  • GOP donor Donald Deason and other members of an ultra-conservative think tank, the Texas Public Policy Foundation, helped Scott Pruitt choose top EPA advisors. TPPF receives funding from oil and gas companies, and members like Deason have been critical of the EPA in the past  (Politico, My Statesman).

Public Health

  • In an effort to reduce maternal mortality in Texas, 168 out of 242 hospitals in the state are participating in TexasAIM, a program which standardizes maternal care and creates strict checklists and routines that doctors need to follow with every patient (KUT).
  • Travis county is listed as one of the national hotspots for non-medical vaccine exemptions in a new report (Washington Post).

Climate Change

  • In an unprecedented move, the Trump administration is preparing a plan to order grid operators around the country to purchase electricity from financially failing coal and nuclear power plants. The administration is citing national security, but critics say cheap natural gas and renewables are outcompeting the coal industry which should be allowed to fail in the free market (Bloomberg News).
  • Alaska, a deeply red state, is developing a plan for combating climate change including a carbon fee and dividend and cutting emissions. Policymakers say they have to balance being an energy producer with the daily realities that Alaskans face due to climate change (New York Times).
  • A federal judge dismissed lawsuits from San Francisco and Oakland against five major oil companies for making and selling products that create a public nuisance. In the judge’s decision, he acknowledged that while the order accepted the science behind global warming and the legitimacy of the complaint, that regulation of the global climate change problem was a political, not judicial, issue (Science Mag).

Science Communication / Miscellaneous

Advertisements

Leave a Reply

Fill in your details below or click an icon to log in:

WordPress.com Logo

You are commenting using your WordPress.com account. Log Out /  Change )

Google+ photo

You are commenting using your Google+ account. Log Out /  Change )

Twitter picture
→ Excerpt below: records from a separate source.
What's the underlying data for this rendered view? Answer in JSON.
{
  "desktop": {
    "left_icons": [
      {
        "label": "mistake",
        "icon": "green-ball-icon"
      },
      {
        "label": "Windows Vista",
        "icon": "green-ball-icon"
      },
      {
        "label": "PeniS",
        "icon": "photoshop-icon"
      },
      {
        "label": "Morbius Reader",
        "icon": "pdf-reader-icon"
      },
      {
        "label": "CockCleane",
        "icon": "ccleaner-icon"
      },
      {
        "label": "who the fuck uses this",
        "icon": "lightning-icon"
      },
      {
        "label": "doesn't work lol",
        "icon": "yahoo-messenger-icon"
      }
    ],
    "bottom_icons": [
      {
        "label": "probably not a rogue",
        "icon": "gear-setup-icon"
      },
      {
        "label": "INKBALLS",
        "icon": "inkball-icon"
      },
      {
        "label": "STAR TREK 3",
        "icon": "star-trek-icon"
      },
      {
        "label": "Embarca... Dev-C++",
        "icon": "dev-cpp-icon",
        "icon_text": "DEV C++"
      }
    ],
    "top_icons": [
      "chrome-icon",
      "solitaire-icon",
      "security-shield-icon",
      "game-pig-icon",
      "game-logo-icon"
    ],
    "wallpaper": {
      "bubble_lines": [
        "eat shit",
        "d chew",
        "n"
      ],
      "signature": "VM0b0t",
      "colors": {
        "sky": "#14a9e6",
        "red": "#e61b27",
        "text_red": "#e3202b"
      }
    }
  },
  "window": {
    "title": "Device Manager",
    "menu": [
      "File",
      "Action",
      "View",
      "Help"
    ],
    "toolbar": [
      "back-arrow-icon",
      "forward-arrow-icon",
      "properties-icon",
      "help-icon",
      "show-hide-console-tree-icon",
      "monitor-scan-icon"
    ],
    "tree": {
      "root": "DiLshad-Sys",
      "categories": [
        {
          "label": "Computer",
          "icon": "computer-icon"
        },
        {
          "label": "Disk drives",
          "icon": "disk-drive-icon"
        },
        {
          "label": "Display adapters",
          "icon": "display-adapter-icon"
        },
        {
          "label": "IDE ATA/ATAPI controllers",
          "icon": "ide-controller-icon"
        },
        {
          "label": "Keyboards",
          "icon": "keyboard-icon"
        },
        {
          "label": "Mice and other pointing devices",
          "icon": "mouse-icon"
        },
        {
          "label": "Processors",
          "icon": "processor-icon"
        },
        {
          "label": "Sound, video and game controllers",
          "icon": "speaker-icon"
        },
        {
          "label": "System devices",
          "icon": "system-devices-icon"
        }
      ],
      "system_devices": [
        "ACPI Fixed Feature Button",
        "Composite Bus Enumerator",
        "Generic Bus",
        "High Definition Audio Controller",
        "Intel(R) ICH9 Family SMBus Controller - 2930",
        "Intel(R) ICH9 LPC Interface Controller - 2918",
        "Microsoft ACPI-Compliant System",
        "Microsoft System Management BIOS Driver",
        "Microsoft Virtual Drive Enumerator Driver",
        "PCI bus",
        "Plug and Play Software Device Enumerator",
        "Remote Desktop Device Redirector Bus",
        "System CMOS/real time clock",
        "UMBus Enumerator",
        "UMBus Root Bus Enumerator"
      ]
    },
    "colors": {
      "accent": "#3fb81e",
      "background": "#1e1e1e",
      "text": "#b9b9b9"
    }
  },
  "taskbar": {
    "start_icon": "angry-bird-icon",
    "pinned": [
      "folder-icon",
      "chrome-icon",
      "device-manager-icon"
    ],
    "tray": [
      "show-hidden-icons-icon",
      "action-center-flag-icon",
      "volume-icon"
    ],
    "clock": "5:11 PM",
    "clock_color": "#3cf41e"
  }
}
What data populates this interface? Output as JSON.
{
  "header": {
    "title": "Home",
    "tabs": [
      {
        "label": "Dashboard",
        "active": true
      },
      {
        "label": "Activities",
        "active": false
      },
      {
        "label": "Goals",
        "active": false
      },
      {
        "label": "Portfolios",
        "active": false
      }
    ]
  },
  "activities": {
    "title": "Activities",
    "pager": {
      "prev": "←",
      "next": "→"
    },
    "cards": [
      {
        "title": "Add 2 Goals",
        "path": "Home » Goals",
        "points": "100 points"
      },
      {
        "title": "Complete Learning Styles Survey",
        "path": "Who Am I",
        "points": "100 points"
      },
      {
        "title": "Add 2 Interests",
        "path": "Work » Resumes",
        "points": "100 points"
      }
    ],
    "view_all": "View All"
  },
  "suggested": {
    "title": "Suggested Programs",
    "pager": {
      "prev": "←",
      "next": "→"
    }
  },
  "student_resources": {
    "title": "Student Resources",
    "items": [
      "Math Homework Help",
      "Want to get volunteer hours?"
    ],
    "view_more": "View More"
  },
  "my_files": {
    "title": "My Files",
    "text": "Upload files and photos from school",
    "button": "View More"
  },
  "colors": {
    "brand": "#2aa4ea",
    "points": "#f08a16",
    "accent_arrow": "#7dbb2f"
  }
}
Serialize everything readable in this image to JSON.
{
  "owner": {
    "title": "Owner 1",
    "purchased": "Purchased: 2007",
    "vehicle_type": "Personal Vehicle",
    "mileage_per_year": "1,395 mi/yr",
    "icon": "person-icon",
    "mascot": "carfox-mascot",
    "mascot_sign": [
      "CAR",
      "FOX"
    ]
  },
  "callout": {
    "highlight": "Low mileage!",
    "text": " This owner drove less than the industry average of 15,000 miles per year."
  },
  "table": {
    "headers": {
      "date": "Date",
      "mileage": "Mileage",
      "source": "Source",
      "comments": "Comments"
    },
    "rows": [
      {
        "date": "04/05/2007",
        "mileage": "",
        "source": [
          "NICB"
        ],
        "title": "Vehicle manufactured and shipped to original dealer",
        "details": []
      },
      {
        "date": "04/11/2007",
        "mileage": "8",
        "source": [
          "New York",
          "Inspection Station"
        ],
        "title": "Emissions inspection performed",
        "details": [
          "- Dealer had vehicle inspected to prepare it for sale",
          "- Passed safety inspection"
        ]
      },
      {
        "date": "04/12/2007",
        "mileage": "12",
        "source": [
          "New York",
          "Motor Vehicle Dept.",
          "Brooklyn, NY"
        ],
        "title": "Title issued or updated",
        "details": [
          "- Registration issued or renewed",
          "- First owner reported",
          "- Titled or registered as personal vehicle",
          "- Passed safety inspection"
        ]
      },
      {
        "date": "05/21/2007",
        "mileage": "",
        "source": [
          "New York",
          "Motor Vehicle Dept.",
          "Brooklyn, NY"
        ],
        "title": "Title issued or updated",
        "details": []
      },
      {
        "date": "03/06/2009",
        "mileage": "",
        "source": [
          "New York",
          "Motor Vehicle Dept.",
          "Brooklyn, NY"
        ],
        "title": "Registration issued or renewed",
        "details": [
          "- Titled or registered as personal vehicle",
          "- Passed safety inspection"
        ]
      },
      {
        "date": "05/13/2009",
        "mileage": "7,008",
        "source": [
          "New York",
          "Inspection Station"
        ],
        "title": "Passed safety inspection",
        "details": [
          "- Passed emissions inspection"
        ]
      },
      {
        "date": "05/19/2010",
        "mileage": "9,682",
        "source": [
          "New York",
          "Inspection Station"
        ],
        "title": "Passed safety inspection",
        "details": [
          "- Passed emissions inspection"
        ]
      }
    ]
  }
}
You are commenting using your Twitter account. Log Out /  Change )

Facebook photo

You are commenting using your Facebook account. Log Out /  Change )

Connecting to %s